** Exercise details **
Skip the pictures. Repeat everything else in the records word for word.

** Information **
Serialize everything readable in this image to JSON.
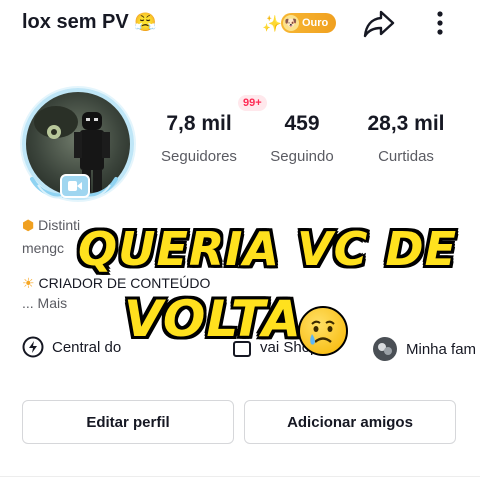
{
  "header": {
    "username": "lox sem PV",
    "username_emoji": "😤",
    "sparkle": "✨",
    "badge_label": "Ouro",
    "badge_coin": "🐶"
  },
  "stats": {
    "notification_badge": "99+",
    "followers_value": "7,8 mil",
    "followers_label": "Seguidores",
    "following_value": "459",
    "following_label": "Seguindo",
    "likes_value": "28,3 mil",
    "likes_label": "Curtidas"
  },
  "bio": {
    "line1": "Distinti",
    "line2": "mengc",
    "line3": "CRIADOR DE CONTEÚDO",
    "more": "...  Mais"
  },
  "links": {
    "central": "Central do",
    "shop": "vai Shop",
    "family": "Minha fam"
  },
  "overlay": {
    "line1": "QUERIA VC DE",
    "line2": "VOLTA"
  },
  "buttons": {
    "edit_profile": "Editar perfil",
    "add_friends": "Adicionar amigos"
  },
  "colors": {
    "caption_fill": "#ffe11e",
    "caption_outline": "#000000",
    "accent_red": "#fe2c55",
    "gold": "#f0a020"
  }
}
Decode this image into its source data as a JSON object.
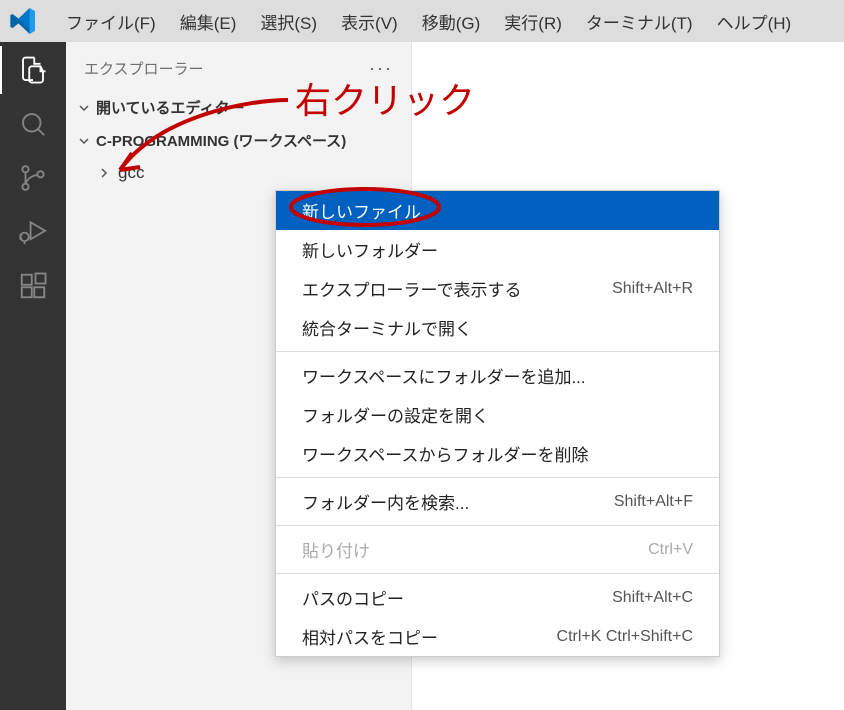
{
  "menubar": {
    "items": [
      "ファイル(F)",
      "編集(E)",
      "選択(S)",
      "表示(V)",
      "移動(G)",
      "実行(R)",
      "ターミナル(T)",
      "ヘルプ(H)"
    ]
  },
  "sidebar": {
    "title": "エクスプローラー",
    "open_editors_label": "開いているエディター",
    "workspace_label": "C-PROGRAMMING (ワークスペース)",
    "folder_name": "gcc"
  },
  "context_menu": {
    "items": [
      {
        "label": "新しいファイル",
        "shortcut": "",
        "selected": true,
        "disabled": false
      },
      {
        "label": "新しいフォルダー",
        "shortcut": "",
        "selected": false,
        "disabled": false
      },
      {
        "label": "エクスプローラーで表示する",
        "shortcut": "Shift+Alt+R",
        "selected": false,
        "disabled": false
      },
      {
        "label": "統合ターミナルで開く",
        "shortcut": "",
        "selected": false,
        "disabled": false
      },
      {
        "type": "divider"
      },
      {
        "label": "ワークスペースにフォルダーを追加...",
        "shortcut": "",
        "selected": false,
        "disabled": false
      },
      {
        "label": "フォルダーの設定を開く",
        "shortcut": "",
        "selected": false,
        "disabled": false
      },
      {
        "label": "ワークスペースからフォルダーを削除",
        "shortcut": "",
        "selected": false,
        "disabled": false
      },
      {
        "type": "divider"
      },
      {
        "label": "フォルダー内を検索...",
        "shortcut": "Shift+Alt+F",
        "selected": false,
        "disabled": false
      },
      {
        "type": "divider"
      },
      {
        "label": "貼り付け",
        "shortcut": "Ctrl+V",
        "selected": false,
        "disabled": true
      },
      {
        "type": "divider"
      },
      {
        "label": "パスのコピー",
        "shortcut": "Shift+Alt+C",
        "selected": false,
        "disabled": false
      },
      {
        "label": "相対パスをコピー",
        "shortcut": "Ctrl+K Ctrl+Shift+C",
        "selected": false,
        "disabled": false
      }
    ]
  },
  "annotation": {
    "text": "右クリック"
  }
}
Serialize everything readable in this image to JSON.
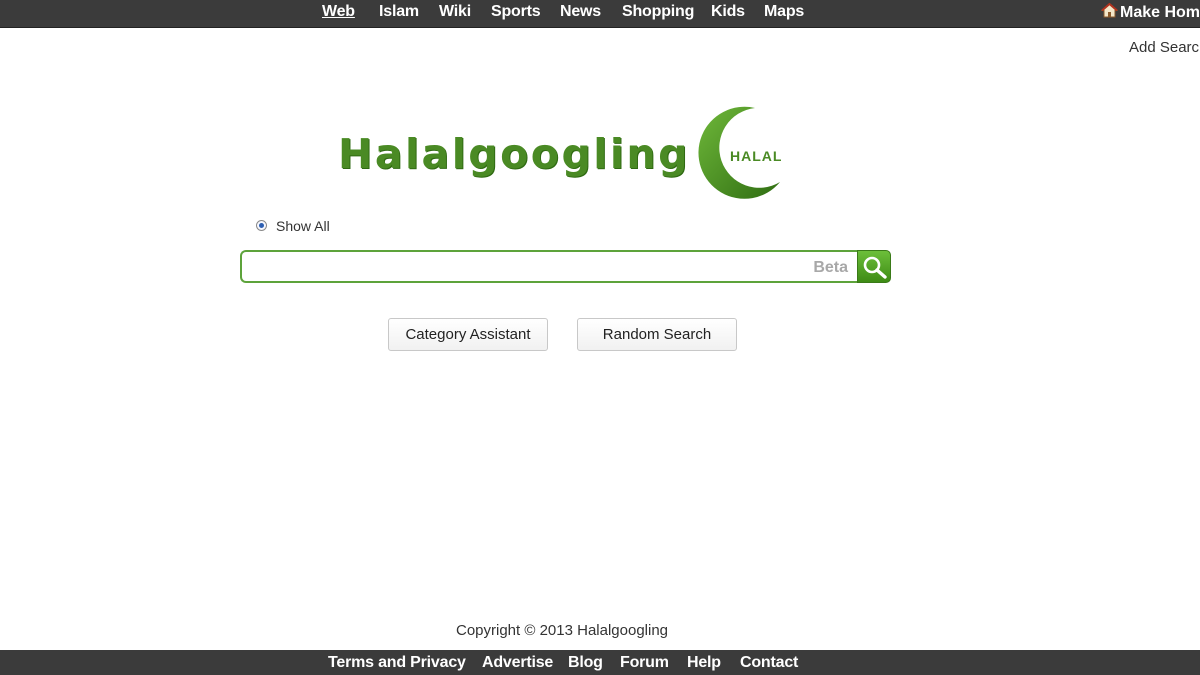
{
  "top_nav": {
    "items": [
      {
        "label": "Web",
        "active": true
      },
      {
        "label": "Islam",
        "active": false
      },
      {
        "label": "Wiki",
        "active": false
      },
      {
        "label": "Sports",
        "active": false
      },
      {
        "label": "News",
        "active": false
      },
      {
        "label": "Shopping",
        "active": false
      },
      {
        "label": "Kids",
        "active": false
      },
      {
        "label": "Maps",
        "active": false
      }
    ],
    "make_home_label": "Make Home"
  },
  "add_search_label": "Add Search",
  "logo": {
    "text": "Halalgoogling",
    "moon_label": "HALAL",
    "brand_color": "#4a8a24"
  },
  "filter": {
    "radio_label": "Show All",
    "selected": true
  },
  "search": {
    "value": "",
    "placeholder": "",
    "badge": "Beta",
    "button_icon": "magnifier-icon"
  },
  "buttons": {
    "category_assistant": "Category Assistant",
    "random_search": "Random Search"
  },
  "footer": {
    "copyright": "Copyright © 2013 Halalgoogling",
    "links": [
      "Terms and Privacy",
      "Advertise",
      "Blog",
      "Forum",
      "Help",
      "Contact"
    ]
  },
  "colors": {
    "bar_background": "#3b3b3b",
    "accent_green": "#5da33b"
  }
}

** Your response **
Serialize everything readable in this image to JSON.
{
  "header": {
    "username": "lox sem PV",
    "username_emoji": "😤",
    "sparkle": "✨",
    "badge_label": "Ouro",
    "badge_coin": "🐶"
  },
  "stats": {
    "notification_badge": "99+",
    "followers_value": "7,8 mil",
    "followers_label": "Seguidores",
    "following_value": "459",
    "following_label": "Seguindo",
    "likes_value": "28,3 mil",
    "likes_label": "Curtidas"
  },
  "bio": {
    "line1": "Distinti",
    "line2": "mengc",
    "line3": "CRIADOR DE CONTEÚDO",
    "more": "...  Mais"
  },
  "links": {
    "central": "Central do",
    "shop": "vai Shop",
    "family": "Minha fam"
  },
  "overlay": {
    "line1": "QUERIA VC DE",
    "line2": "VOLTA"
  },
  "buttons": {
    "edit_profile": "Editar perfil",
    "add_friends": "Adicionar amigos"
  },
  "colors": {
    "caption_fill": "#ffe11e",
    "caption_outline": "#000000",
    "accent_red": "#fe2c55",
    "gold": "#f0a020"
  }
}
Decode this image into its source data as a JSON object.
{
  "menubar": {
    "items": [
      "ファイル(F)",
      "編集(E)",
      "選択(S)",
      "表示(V)",
      "移動(G)",
      "実行(R)",
      "ターミナル(T)",
      "ヘルプ(H)"
    ]
  },
  "sidebar": {
    "title": "エクスプローラー",
    "open_editors_label": "開いているエディター",
    "workspace_label": "C-PROGRAMMING (ワークスペース)",
    "folder_name": "gcc"
  },
  "context_menu": {
    "items": [
      {
        "label": "新しいファイル",
        "shortcut": "",
        "selected": true,
        "disabled": false
      },
      {
        "label": "新しいフォルダー",
        "shortcut": "",
        "selected": false,
        "disabled": false
      },
      {
        "label": "エクスプローラーで表示する",
        "shortcut": "Shift+Alt+R",
        "selected": false,
        "disabled": false
      },
      {
        "label": "統合ターミナルで開く",
        "shortcut": "",
        "selected": false,
        "disabled": false
      },
      {
        "type": "divider"
      },
      {
        "label": "ワークスペースにフォルダーを追加...",
        "shortcut": "",
        "selected": false,
        "disabled": false
      },
      {
        "label": "フォルダーの設定を開く",
        "shortcut": "",
        "selected": false,
        "disabled": false
      },
      {
        "label": "ワークスペースからフォルダーを削除",
        "shortcut": "",
        "selected": false,
        "disabled": false
      },
      {
        "type": "divider"
      },
      {
        "label": "フォルダー内を検索...",
        "shortcut": "Shift+Alt+F",
        "selected": false,
        "disabled": false
      },
      {
        "type": "divider"
      },
      {
        "label": "貼り付け",
        "shortcut": "Ctrl+V",
        "selected": false,
        "disabled": true
      },
      {
        "type": "divider"
      },
      {
        "label": "パスのコピー",
        "shortcut": "Shift+Alt+C",
        "selected": false,
        "disabled": false
      },
      {
        "label": "相対パスをコピー",
        "shortcut": "Ctrl+K Ctrl+Shift+C",
        "selected": false,
        "disabled": false
      }
    ]
  },
  "annotation": {
    "text": "右クリック"
  }
}
Serialize everything readable in this image to JSON.
{
  "top_nav": {
    "items": [
      {
        "label": "Web",
        "active": true
      },
      {
        "label": "Islam",
        "active": false
      },
      {
        "label": "Wiki",
        "active": false
      },
      {
        "label": "Sports",
        "active": false
      },
      {
        "label": "News",
        "active": false
      },
      {
        "label": "Shopping",
        "active": false
      },
      {
        "label": "Kids",
        "active": false
      },
      {
        "label": "Maps",
        "active": false
      }
    ],
    "make_home_label": "Make Home"
  },
  "add_search_label": "Add Search",
  "logo": {
    "text": "Halalgoogling",
    "moon_label": "HALAL",
    "brand_color": "#4a8a24"
  },
  "filter": {
    "radio_label": "Show All",
    "selected": true
  },
  "search": {
    "value": "",
    "placeholder": "",
    "badge": "Beta",
    "button_icon": "magnifier-icon"
  },
  "buttons": {
    "category_assistant": "Category Assistant",
    "random_search": "Random Search"
  },
  "footer": {
    "copyright": "Copyright © 2013 Halalgoogling",
    "links": [
      "Terms and Privacy",
      "Advertise",
      "Blog",
      "Forum",
      "Help",
      "Contact"
    ]
  },
  "colors": {
    "bar_background": "#3b3b3b",
    "accent_green": "#5da33b"
  }
}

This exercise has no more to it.